--- Records provided Enclosed Below ---
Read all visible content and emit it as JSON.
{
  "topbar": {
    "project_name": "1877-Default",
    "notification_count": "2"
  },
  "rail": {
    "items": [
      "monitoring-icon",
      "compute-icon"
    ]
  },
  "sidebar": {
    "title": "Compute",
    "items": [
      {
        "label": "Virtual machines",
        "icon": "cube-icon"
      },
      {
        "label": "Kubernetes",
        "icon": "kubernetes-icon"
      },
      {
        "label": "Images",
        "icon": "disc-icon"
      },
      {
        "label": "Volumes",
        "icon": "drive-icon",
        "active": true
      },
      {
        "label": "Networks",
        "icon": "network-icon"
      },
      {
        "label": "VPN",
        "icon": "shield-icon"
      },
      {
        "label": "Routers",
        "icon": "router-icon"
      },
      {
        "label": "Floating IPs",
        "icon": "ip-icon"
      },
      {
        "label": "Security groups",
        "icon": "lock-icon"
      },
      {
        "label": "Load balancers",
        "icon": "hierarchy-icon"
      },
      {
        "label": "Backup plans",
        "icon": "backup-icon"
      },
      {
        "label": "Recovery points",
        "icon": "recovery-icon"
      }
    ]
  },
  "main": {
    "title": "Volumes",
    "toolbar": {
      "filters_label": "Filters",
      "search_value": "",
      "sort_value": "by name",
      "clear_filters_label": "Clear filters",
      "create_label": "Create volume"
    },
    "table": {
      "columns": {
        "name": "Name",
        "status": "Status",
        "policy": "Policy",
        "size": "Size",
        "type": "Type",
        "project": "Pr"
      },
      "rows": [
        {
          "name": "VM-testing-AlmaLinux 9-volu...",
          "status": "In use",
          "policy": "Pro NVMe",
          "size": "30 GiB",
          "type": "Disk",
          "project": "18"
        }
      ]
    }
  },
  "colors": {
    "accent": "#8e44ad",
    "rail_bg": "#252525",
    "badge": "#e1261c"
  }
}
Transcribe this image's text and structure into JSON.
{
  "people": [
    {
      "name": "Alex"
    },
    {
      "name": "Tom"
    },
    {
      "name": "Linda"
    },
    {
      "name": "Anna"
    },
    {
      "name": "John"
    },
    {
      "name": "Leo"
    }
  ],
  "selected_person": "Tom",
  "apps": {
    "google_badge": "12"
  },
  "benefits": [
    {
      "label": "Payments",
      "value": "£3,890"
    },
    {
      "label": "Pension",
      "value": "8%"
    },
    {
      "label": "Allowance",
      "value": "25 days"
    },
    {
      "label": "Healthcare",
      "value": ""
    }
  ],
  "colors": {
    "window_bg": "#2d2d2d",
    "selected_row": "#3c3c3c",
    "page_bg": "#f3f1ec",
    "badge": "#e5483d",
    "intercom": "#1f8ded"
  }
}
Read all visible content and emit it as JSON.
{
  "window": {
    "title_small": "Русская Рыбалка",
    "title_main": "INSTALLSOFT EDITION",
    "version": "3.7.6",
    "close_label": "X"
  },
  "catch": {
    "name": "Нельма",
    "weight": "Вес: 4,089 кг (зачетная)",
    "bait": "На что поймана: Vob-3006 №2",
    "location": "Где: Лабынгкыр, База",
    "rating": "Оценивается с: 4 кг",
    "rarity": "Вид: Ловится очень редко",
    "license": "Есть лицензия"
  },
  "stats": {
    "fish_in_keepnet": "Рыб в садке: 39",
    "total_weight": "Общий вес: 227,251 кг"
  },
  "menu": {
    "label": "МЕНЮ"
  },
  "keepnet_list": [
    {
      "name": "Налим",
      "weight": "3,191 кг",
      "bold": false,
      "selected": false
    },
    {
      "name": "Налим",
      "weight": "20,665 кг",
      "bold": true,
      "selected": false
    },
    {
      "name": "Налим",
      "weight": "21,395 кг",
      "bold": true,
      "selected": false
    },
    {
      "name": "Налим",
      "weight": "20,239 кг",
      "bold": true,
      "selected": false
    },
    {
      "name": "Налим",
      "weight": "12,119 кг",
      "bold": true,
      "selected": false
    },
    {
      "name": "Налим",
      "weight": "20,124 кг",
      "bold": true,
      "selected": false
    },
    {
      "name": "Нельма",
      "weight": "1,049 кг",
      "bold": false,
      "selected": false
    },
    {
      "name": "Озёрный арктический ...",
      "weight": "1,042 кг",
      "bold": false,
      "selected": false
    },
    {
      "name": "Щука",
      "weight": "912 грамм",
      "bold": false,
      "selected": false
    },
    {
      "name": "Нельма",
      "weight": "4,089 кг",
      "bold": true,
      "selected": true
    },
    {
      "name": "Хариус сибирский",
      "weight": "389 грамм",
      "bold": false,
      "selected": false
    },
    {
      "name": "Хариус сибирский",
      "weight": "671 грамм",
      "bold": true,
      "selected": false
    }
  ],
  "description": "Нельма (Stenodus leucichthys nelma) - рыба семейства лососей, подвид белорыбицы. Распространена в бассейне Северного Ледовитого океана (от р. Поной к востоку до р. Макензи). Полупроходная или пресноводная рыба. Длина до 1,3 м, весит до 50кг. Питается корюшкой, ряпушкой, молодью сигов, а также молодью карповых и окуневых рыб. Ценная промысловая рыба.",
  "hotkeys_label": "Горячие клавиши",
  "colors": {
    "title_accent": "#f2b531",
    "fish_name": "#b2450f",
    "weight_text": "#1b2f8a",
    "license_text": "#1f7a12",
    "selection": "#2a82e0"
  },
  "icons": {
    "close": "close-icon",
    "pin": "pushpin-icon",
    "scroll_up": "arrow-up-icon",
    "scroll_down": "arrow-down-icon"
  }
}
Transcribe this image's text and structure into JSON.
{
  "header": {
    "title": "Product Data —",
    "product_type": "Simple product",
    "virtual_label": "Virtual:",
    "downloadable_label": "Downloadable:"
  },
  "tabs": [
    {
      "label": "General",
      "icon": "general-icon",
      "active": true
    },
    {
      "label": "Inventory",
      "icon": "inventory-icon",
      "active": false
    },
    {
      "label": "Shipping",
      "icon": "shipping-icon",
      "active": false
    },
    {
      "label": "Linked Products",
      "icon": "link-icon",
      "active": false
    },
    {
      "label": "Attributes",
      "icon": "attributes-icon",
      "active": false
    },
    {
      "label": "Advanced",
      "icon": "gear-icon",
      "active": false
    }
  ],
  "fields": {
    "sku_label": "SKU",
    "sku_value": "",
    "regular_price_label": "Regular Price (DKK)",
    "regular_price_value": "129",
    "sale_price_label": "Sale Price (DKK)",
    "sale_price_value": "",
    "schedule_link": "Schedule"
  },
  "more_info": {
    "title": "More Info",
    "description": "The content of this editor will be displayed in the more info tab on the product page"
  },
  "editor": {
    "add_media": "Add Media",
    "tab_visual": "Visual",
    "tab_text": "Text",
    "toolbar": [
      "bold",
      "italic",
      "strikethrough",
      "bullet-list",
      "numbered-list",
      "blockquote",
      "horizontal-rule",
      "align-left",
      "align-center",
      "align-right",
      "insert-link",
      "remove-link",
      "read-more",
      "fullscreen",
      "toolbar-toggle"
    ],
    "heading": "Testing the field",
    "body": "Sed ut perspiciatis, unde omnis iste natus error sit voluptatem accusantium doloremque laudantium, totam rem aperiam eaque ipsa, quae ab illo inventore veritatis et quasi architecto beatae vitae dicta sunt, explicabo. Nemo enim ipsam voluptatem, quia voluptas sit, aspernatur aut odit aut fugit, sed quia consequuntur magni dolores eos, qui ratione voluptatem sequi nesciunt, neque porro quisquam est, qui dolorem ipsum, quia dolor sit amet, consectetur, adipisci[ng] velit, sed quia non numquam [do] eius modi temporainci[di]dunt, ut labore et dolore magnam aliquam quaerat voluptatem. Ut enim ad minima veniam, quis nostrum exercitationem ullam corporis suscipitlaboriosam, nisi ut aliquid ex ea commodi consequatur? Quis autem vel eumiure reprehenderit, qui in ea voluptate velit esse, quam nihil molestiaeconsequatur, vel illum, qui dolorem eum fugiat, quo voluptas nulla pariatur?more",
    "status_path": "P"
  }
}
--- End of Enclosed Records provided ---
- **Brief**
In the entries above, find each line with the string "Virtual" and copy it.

- **Task solution**
        "label": "Virtual machines",
    "virtual_label": "Virtual:",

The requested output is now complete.